As two wildfires raged across Southern California on Tuesday, nearly doubling in size overnight and forcing thousands more people to flee their homes, the state’s utility companies are again coming under scrutiny for their potential role in sparking new blazes.
Southern California Edison said its equipment may have played a role in starting one of the fires, the Silverado Fire, which had churned through about 13,000 acres in Orange County.
The fire raised more concerns about whether utilities have substantially improved their safety efforts, and whether the company should have more broadly shut off power in Southern California this week. Edison’s posture stood in contrast to Pacific Gas and Electric, which turned off power to a broad swath of Northern California beginning on Sunday over fears of dangerous wildfire conditions.
Fueled by strong Santa Ana winds, the fires in Orange County have put more than 90,000 people under emergency evacuation orders, many of them in Irvine. Their homes are being threatened by both the Silverado Fire and the Blue Ridge Fire, which has a footprint of about 15,000 acres.
Investigators have not determined what ignited the fires, but on Monday, Southern California Edison filed its second wildfire incident report this year, saying that a telecommunications line might have struck its equipment and might have caused the Silverado Fire. Last month, the utility filed a report that said its equipment was part of an investigation into the cause of the Bobcat Fire, which burned about 116,000 acres near Pasadena.
Edison said on Tuesday that it did not cut power to the line possibly connected with the Silverado Fire because wind speeds were not high enough to warrant it.
Even critics of the utilities cautioned against drawing conclusions about the incident reports. Telecommunications companies hang their wires on utility poles and are responsible for their own equipment.
“We don’t want to make any wide-eyed accusations without having the evidence,” said Mark Toney, executive director of the Utility Reform Network, which represents consumers before the utility commission.
The record-breaking 2020 fire season has seen enormous wildfires tear across California and other states in the West. Experts have linked the worsening fire season to climate change, as emissions of carbon dioxide and other heat-trapping gases from the burning of fossil fuels have led to warmer and drier conditions.
Daniel Swain, a climate scientist with the Institute of the Environment and Sustainability at the University of California, Los Angeles, said that while fall fires are predictable, “Just about everything else about the present situation is quite unusual.”
More than five million acres have burned across California, Colorado, Idaho, Montana, Oregon and Washington State this year. In California alone, fires have burned more than 4.1 million acres, destroyed 10,488 homes and other structures and led to at least 31 deaths.
There were concerns on Tuesday about whether the wildfires could affect voting in Orange County, where thousands of people are under evacuation orders.
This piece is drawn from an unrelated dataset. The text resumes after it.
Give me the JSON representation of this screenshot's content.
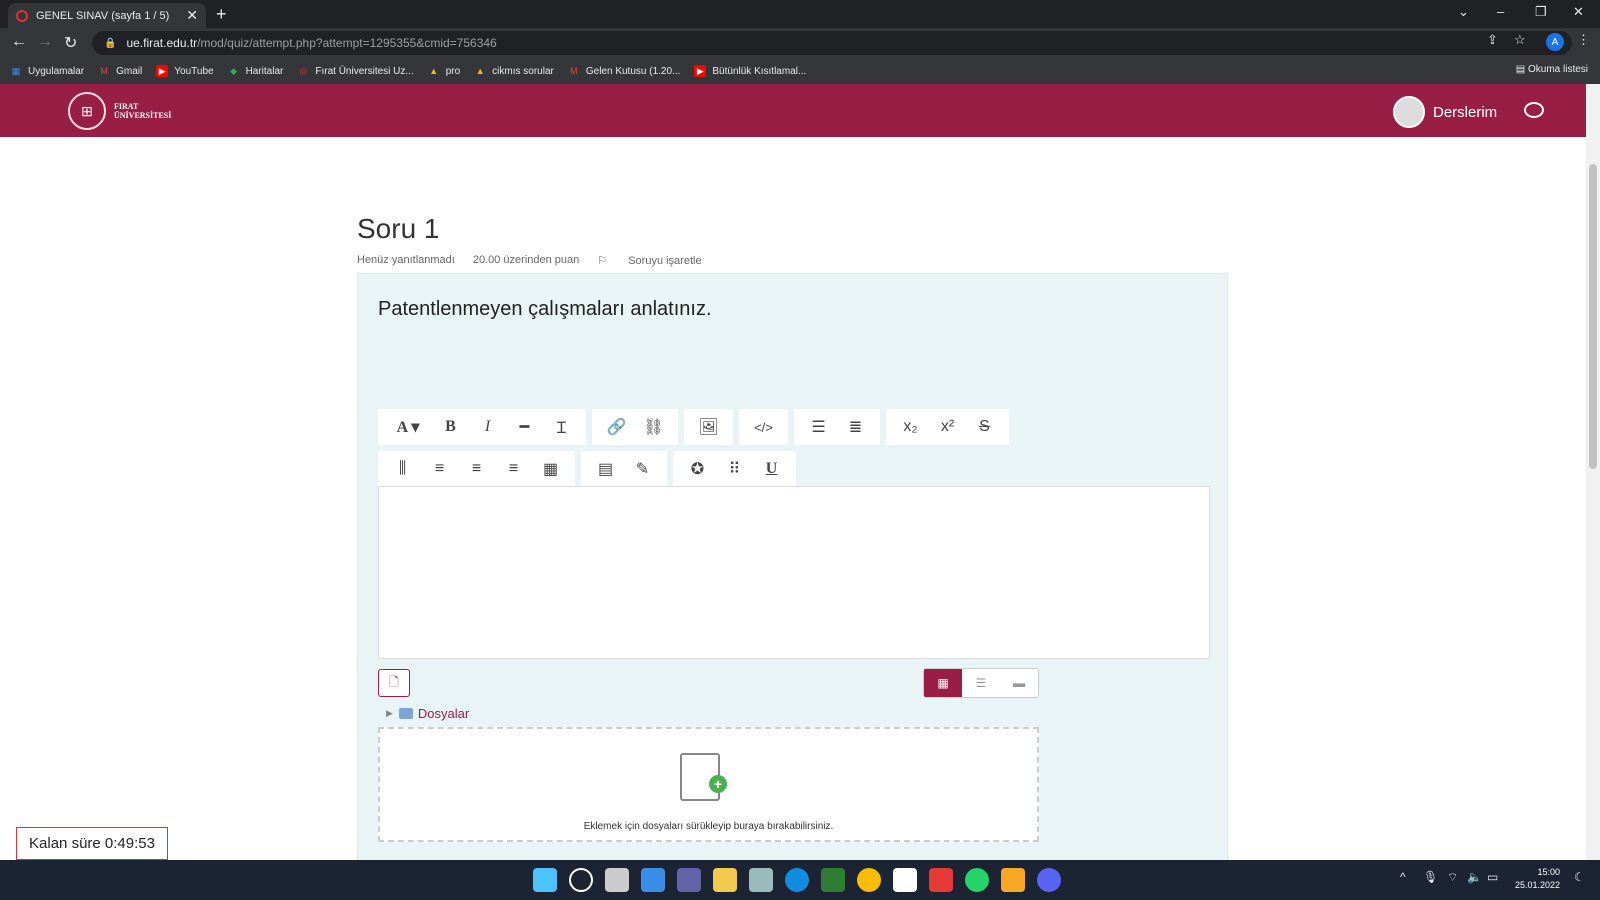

Numerous places around Irvine and other parts of the county, such as parks and schools and community centers, had been set up as evacuation centers. At least four of those sites, officials said, are also slated to be voting centers, raising the possibility that they may not be able to open for voters later in the week if the fires do not subside.
“Right now we’re at a wait and see,” said Neal Kelley, Orange County’s registrar of voters. “We’ll start making decisions tomorrow.”
Mr. Kelley said he had been in consultation with fire officials on Tuesday, and had been told they were hopeful that the winds would subside, and that evacuees would be able to go home in time for voting. He said the county’s plan had been to set up the voting sites on Thursday, to be ready to open on Friday.
More than 750 firefighters have been battling the blazes, which were known to have damaged 10 homes as of late Tuesday afternoon. But the area of concern widened as winds blew the fires to new areas, including toward Chino Hills, a city of about 84,000 people that sits at the corner of Los Angeles, Orange and Riverside Counties.